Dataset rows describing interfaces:
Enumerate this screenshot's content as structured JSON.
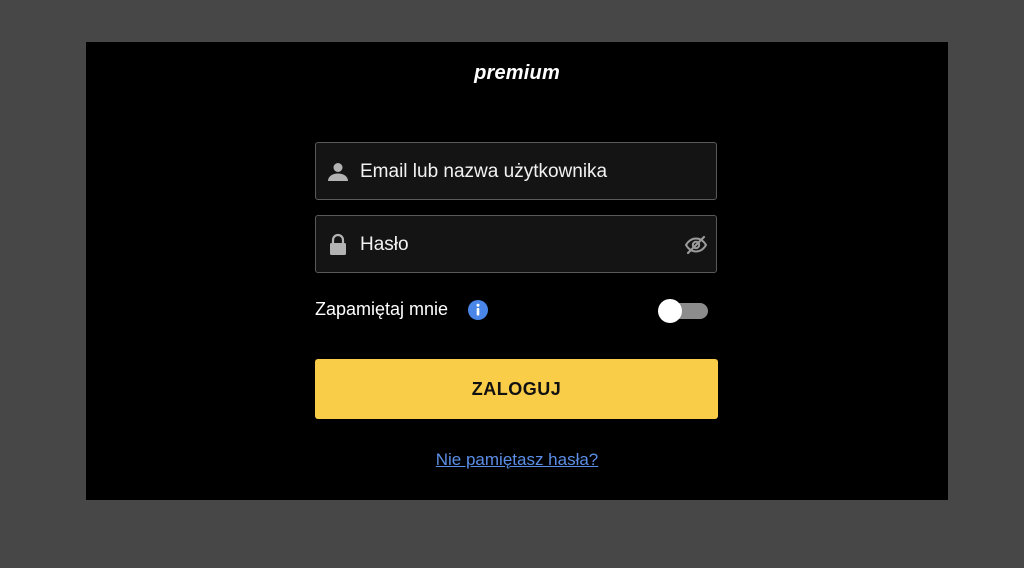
{
  "brand": {
    "logo_text": "premium"
  },
  "login_form": {
    "email_placeholder": "Email lub nazwa użytkownika",
    "email_value": "",
    "password_placeholder": "Hasło",
    "password_value": "",
    "remember_label": "Zapamiętaj mnie",
    "remember_enabled": false,
    "submit_label": "ZALOGUJ",
    "forgot_link": "Nie pamiętasz hasła?"
  },
  "icons": {
    "email": "user-icon",
    "password": "lock-icon",
    "show_password": "eye-slash-icon",
    "info": "info-icon"
  },
  "colors": {
    "background": "#474747",
    "panel": "#000000",
    "field_background": "#141414",
    "field_border": "#5a5a5a",
    "accent": "#f9cd48",
    "link": "#5b8ee6",
    "info": "#4a86e8",
    "toggle_track": "#8c8c8c"
  }
}
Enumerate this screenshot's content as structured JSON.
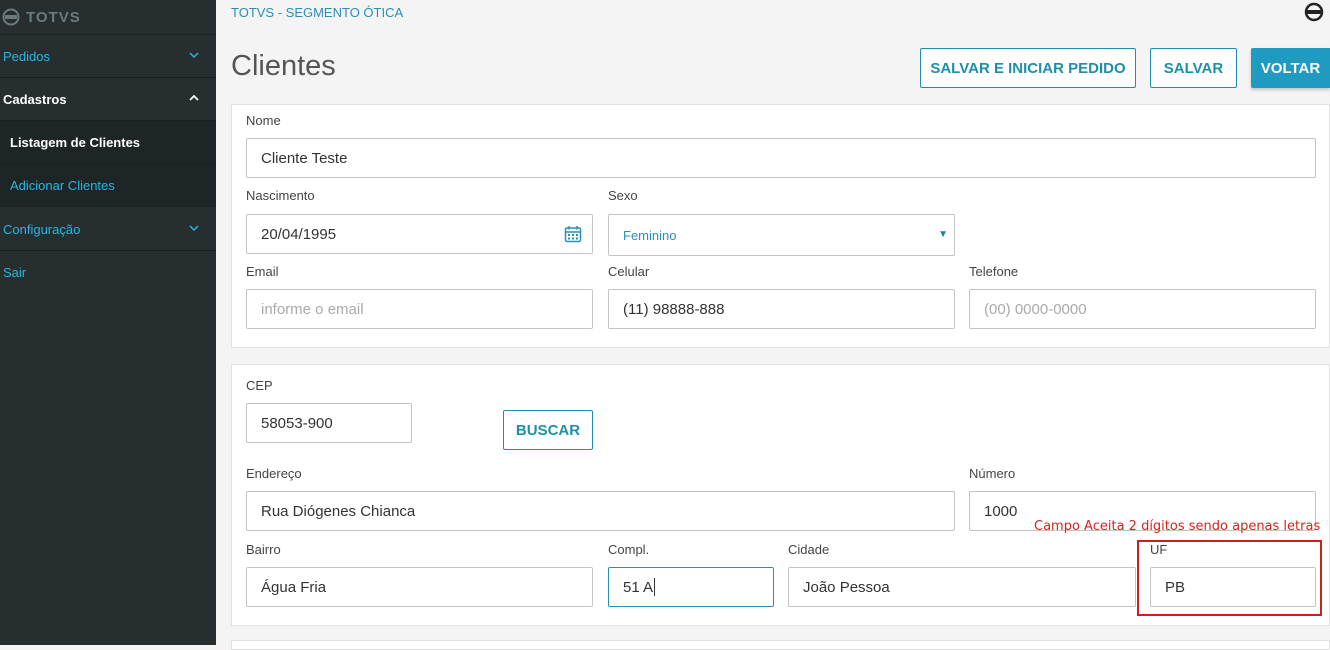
{
  "app": {
    "logo_text": "TOTVS",
    "brand": "TOTVS - SEGMENTO ÓTICA"
  },
  "sidebar": {
    "items": [
      {
        "label": "Pedidos"
      },
      {
        "label": "Cadastros"
      },
      {
        "label": "Listagem de Clientes"
      },
      {
        "label": "Adicionar Clientes"
      },
      {
        "label": "Configuração"
      },
      {
        "label": "Sair"
      }
    ]
  },
  "page": {
    "title": "Clientes"
  },
  "actions": {
    "save_and_start": "SALVAR E INICIAR PEDIDO",
    "save": "SALVAR",
    "back": "VOLTAR"
  },
  "form": {
    "nome": {
      "label": "Nome",
      "value": "Cliente Teste"
    },
    "nascimento": {
      "label": "Nascimento",
      "value": "20/04/1995"
    },
    "sexo": {
      "label": "Sexo",
      "value": "Feminino"
    },
    "email": {
      "label": "Email",
      "placeholder": "informe o email"
    },
    "celular": {
      "label": "Celular",
      "value": "(11) 98888-888"
    },
    "telefone": {
      "label": "Telefone",
      "placeholder": "(00) 0000-0000"
    },
    "cep": {
      "label": "CEP",
      "value": "58053-900",
      "button": "BUSCAR"
    },
    "endereco": {
      "label": "Endereço",
      "value": "Rua Diógenes Chianca"
    },
    "numero": {
      "label": "Número",
      "value": "1000"
    },
    "bairro": {
      "label": "Bairro",
      "value": "Água Fria"
    },
    "compl": {
      "label": "Compl.",
      "value": "51 A"
    },
    "cidade": {
      "label": "Cidade",
      "value": "João Pessoa"
    },
    "uf": {
      "label": "UF",
      "value": "PB"
    }
  },
  "annotation": {
    "text": "Campo Aceita  2 dígitos sendo apenas letras"
  },
  "colors": {
    "sidebar_bg": "#262e30",
    "accent": "#1f9ac0",
    "annotation": "#cc1f1f"
  }
}
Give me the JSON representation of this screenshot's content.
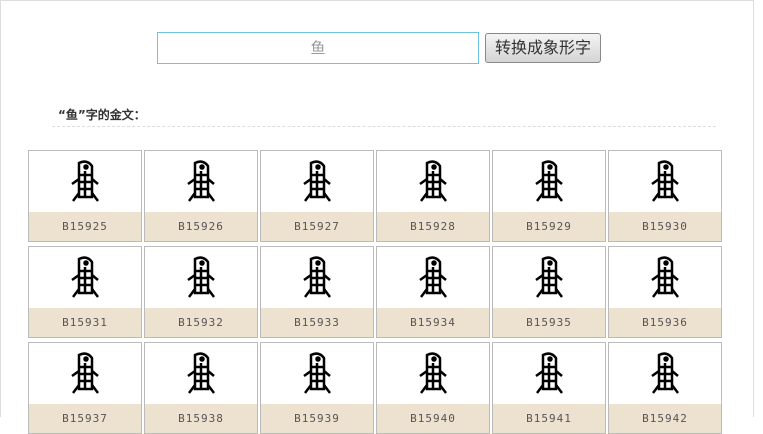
{
  "search": {
    "value": "鱼"
  },
  "convert_button": "转换成象形字",
  "section_title": "“鱼”字的金文：",
  "glyphs": [
    "B15925",
    "B15926",
    "B15927",
    "B15928",
    "B15929",
    "B15930",
    "B15931",
    "B15932",
    "B15933",
    "B15934",
    "B15935",
    "B15936",
    "B15937",
    "B15938",
    "B15939",
    "B15940",
    "B15941",
    "B15942"
  ]
}
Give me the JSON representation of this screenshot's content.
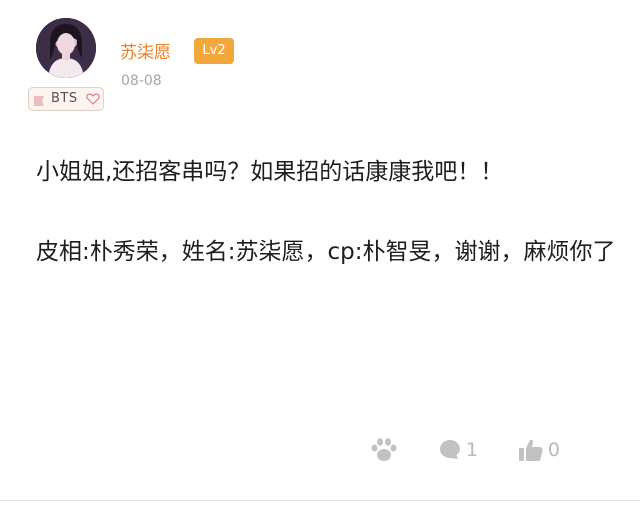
{
  "post": {
    "author": {
      "name": "苏柒愿",
      "level": "Lv2",
      "fan_badge": "BTS",
      "date": "08-08"
    },
    "content": {
      "paragraph_1": "小姐姐,还招客串吗？如果招的话康康我吧！！",
      "paragraph_2": "皮相:朴秀荣，姓名:苏柒愿，cp:朴智旻，谢谢，麻烦你了"
    },
    "actions": {
      "paw_icon": "paw-icon",
      "comment_count": "1",
      "like_count": "0"
    }
  },
  "colors": {
    "username": "#e8802a",
    "level_badge": "#f2a73b",
    "muted": "#a6a6a6",
    "icon": "#c2c2c2"
  }
}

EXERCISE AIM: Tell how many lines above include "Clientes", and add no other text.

RESULT FOR THIS EXERCISE: 3